» DIRECTIONS
Each line below should be written out again without any change.

[Dataset rows describing interfaces]
——

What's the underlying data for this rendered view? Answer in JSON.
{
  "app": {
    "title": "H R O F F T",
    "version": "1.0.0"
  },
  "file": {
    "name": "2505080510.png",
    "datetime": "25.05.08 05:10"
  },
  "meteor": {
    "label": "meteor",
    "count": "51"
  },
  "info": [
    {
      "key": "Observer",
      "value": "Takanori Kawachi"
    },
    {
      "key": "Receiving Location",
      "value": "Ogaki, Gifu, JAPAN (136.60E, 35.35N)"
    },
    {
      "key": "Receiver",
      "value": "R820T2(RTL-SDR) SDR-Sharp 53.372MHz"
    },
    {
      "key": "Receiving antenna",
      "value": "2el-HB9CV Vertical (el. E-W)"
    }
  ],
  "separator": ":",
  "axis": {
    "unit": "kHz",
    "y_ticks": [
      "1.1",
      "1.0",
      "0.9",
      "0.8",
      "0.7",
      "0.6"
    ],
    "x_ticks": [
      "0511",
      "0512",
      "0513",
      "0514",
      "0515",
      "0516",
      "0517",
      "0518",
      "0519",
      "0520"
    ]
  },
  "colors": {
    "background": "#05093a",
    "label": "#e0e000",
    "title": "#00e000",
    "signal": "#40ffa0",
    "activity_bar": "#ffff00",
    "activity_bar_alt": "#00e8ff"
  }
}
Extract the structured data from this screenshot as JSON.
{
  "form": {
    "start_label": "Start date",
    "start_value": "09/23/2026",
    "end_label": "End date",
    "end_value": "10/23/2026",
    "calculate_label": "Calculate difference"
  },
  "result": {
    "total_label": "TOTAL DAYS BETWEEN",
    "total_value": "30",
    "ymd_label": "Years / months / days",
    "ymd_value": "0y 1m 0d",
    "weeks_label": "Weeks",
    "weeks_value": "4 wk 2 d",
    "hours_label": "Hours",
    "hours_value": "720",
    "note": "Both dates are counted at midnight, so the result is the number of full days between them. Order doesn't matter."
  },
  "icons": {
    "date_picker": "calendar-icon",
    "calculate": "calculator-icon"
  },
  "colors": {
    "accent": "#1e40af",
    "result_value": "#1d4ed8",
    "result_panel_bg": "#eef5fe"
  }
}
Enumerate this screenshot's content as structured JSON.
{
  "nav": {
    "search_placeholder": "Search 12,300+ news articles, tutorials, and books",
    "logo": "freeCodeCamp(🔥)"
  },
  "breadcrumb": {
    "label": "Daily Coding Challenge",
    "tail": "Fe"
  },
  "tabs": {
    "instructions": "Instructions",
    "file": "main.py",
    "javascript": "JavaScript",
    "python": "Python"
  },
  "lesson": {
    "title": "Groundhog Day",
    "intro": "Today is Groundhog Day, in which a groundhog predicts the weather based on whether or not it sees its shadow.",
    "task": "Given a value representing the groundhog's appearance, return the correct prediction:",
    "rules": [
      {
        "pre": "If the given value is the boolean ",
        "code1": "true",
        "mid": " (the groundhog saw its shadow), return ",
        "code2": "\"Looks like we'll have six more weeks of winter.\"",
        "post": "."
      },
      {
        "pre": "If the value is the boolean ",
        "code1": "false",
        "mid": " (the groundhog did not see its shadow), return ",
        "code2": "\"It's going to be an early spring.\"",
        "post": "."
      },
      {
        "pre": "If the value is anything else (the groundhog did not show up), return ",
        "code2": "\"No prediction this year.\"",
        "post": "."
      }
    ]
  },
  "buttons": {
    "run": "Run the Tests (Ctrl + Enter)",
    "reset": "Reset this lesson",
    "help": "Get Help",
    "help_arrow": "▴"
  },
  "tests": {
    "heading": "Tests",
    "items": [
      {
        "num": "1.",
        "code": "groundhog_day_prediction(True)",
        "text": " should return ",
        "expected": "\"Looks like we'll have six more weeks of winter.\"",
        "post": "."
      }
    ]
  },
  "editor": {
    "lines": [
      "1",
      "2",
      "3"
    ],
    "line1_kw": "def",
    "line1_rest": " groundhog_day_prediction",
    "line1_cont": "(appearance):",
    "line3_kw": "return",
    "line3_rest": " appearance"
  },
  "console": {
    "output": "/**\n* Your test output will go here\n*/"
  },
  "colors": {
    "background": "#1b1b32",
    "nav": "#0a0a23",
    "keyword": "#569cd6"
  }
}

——

» SOLUTION FOR THIS TASK
What's the underlying data for this rendered view? Answer in JSON.
{
  "app": {
    "title": "H R O F F T",
    "version": "1.0.0"
  },
  "file": {
    "name": "2505080510.png",
    "datetime": "25.05.08 05:10"
  },
  "meteor": {
    "label": "meteor",
    "count": "51"
  },
  "info": [
    {
      "key": "Observer",
      "value": "Takanori Kawachi"
    },
    {
      "key": "Receiving Location",
      "value": "Ogaki, Gifu, JAPAN (136.60E, 35.35N)"
    },
    {
      "key": "Receiver",
      "value": "R820T2(RTL-SDR) SDR-Sharp 53.372MHz"
    },
    {
      "key": "Receiving antenna",
      "value": "2el-HB9CV Vertical (el. E-W)"
    }
  ],
  "separator": ":",
  "axis": {
    "unit": "kHz",
    "y_ticks": [
      "1.1",
      "1.0",
      "0.9",
      "0.8",
      "0.7",
      "0.6"
    ],
    "x_ticks": [
      "0511",
      "0512",
      "0513",
      "0514",
      "0515",
      "0516",
      "0517",
      "0518",
      "0519",
      "0520"
    ]
  },
  "colors": {
    "background": "#05093a",
    "label": "#e0e000",
    "title": "#00e000",
    "signal": "#40ffa0",
    "activity_bar": "#ffff00",
    "activity_bar_alt": "#00e8ff"
  }
}
Extract the structured data from this screenshot as JSON.
{
  "form": {
    "start_label": "Start date",
    "start_value": "09/23/2026",
    "end_label": "End date",
    "end_value": "10/23/2026",
    "calculate_label": "Calculate difference"
  },
  "result": {
    "total_label": "TOTAL DAYS BETWEEN",
    "total_value": "30",
    "ymd_label": "Years / months / days",
    "ymd_value": "0y 1m 0d",
    "weeks_label": "Weeks",
    "weeks_value": "4 wk 2 d",
    "hours_label": "Hours",
    "hours_value": "720",
    "note": "Both dates are counted at midnight, so the result is the number of full days between them. Order doesn't matter."
  },
  "icons": {
    "date_picker": "calendar-icon",
    "calculate": "calculator-icon"
  },
  "colors": {
    "accent": "#1e40af",
    "result_value": "#1d4ed8",
    "result_panel_bg": "#eef5fe"
  }
}
Enumerate this screenshot's content as structured JSON.
{
  "nav": {
    "search_placeholder": "Search 12,300+ news articles, tutorials, and books",
    "logo": "freeCodeCamp(🔥)"
  },
  "breadcrumb": {
    "label": "Daily Coding Challenge",
    "tail": "Fe"
  },
  "tabs": {
    "instructions": "Instructions",
    "file": "main.py",
    "javascript": "JavaScript",
    "python": "Python"
  },
  "lesson": {
    "title": "Groundhog Day",
    "intro": "Today is Groundhog Day, in which a groundhog predicts the weather based on whether or not it sees its shadow.",
    "task": "Given a value representing the groundhog's appearance, return the correct prediction:",
    "rules": [
      {
        "pre": "If the given value is the boolean ",
        "code1": "true",
        "mid": " (the groundhog saw its shadow), return ",
        "code2": "\"Looks like we'll have six more weeks of winter.\"",
        "post": "."
      },
      {
        "pre": "If the value is the boolean ",
        "code1": "false",
        "mid": " (the groundhog did not see its shadow), return ",
        "code2": "\"It's going to be an early spring.\"",
        "post": "."
      },
      {
        "pre": "If the value is anything else (the groundhog did not show up), return ",
        "code2": "\"No prediction this year.\"",
        "post": "."
      }
    ]
  },
  "buttons": {
    "run": "Run the Tests (Ctrl + Enter)",
    "reset": "Reset this lesson",
    "help": "Get Help",
    "help_arrow": "▴"
  },
  "tests": {
    "heading": "Tests",
    "items": [
      {
        "num": "1.",
        "code": "groundhog_day_prediction(True)",
        "text": " should return ",
        "expected": "\"Looks like we'll have six more weeks of winter.\"",
        "post": "."
      }
    ]
  },
  "editor": {
    "lines": [
      "1",
      "2",
      "3"
    ],
    "line1_kw": "def",
    "line1_rest": " groundhog_day_prediction",
    "line1_cont": "(appearance):",
    "line3_kw": "return",
    "line3_rest": " appearance"
  },
  "console": {
    "output": "/**\n* Your test output will go here\n*/"
  },
  "colors": {
    "background": "#1b1b32",
    "nav": "#0a0a23",
    "keyword": "#569cd6"
  }
}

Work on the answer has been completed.